▸ SUPPLIED MATERIAL:
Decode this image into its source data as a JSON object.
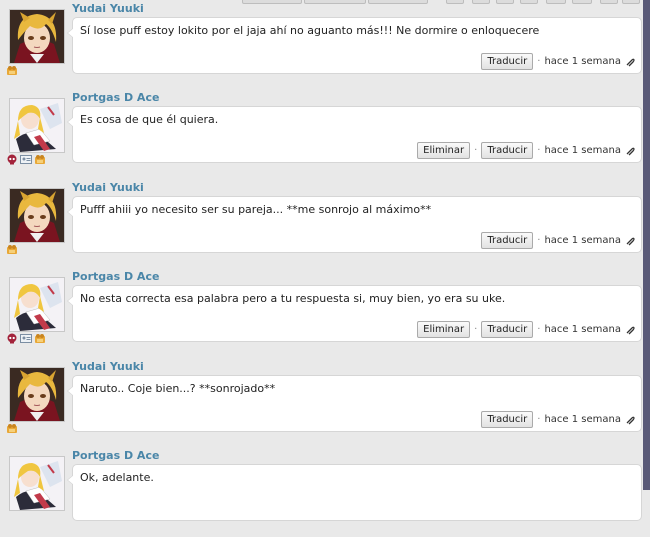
{
  "messages": [
    {
      "author": "Yudai Yuuki",
      "text": "Sí lose puff estoy lokito por el jaja ahí no aguanto más!!! Ne dormire o enloquecere",
      "buttons": [
        "Traducir"
      ],
      "time": "hace 1 semana",
      "avatar": "blonde-boy",
      "badges": [
        "paw-icon"
      ]
    },
    {
      "author": "Portgas D Ace",
      "text": "Es cosa de que él quiera.",
      "buttons": [
        "Eliminar",
        "Traducir"
      ],
      "time": "hace 1 semana",
      "avatar": "anime-girl",
      "badges": [
        "skull-icon",
        "id-card-icon",
        "paw-icon"
      ]
    },
    {
      "author": "Yudai Yuuki",
      "text": "Pufff ahiii yo necesito ser su pareja... **me sonrojo al máximo**",
      "buttons": [
        "Traducir"
      ],
      "time": "hace 1 semana",
      "avatar": "blonde-boy",
      "badges": [
        "paw-icon"
      ]
    },
    {
      "author": "Portgas D Ace",
      "text": "No esta correcta esa palabra pero a tu respuesta si, muy bien, yo era su uke.",
      "buttons": [
        "Eliminar",
        "Traducir"
      ],
      "time": "hace 1 semana",
      "avatar": "anime-girl",
      "badges": [
        "skull-icon",
        "id-card-icon",
        "paw-icon"
      ]
    },
    {
      "author": "Yudai Yuuki",
      "text": "Naruto.. Coje bien...? **sonrojado**",
      "buttons": [
        "Traducir"
      ],
      "time": "hace 1 semana",
      "avatar": "blonde-boy",
      "badges": [
        "paw-icon"
      ]
    },
    {
      "author": "Portgas D Ace",
      "text": "Ok, adelante.",
      "buttons": [],
      "time": "",
      "avatar": "anime-girl",
      "badges": []
    }
  ],
  "colors": {
    "author": "#4a86a8",
    "background": "#e9e9e9",
    "bubble": "#ffffff"
  }
}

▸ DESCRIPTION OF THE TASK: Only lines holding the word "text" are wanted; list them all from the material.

▸ SOLUTION TO THIS EXERCISE:
      "text": "Sí lose puff estoy lokito por el jaja ahí no aguanto más!!! Ne dormire o enloquecere",
      "text": "Es cosa de que él quiera.",
      "text": "Pufff ahiii yo necesito ser su pareja... **me sonrojo al máximo**",
      "text": "No esta correcta esa palabra pero a tu respuesta si, muy bien, yo era su uke.",
      "text": "Naruto.. Coje bien...? **sonrojado**",
      "text": "Ok, adelante.",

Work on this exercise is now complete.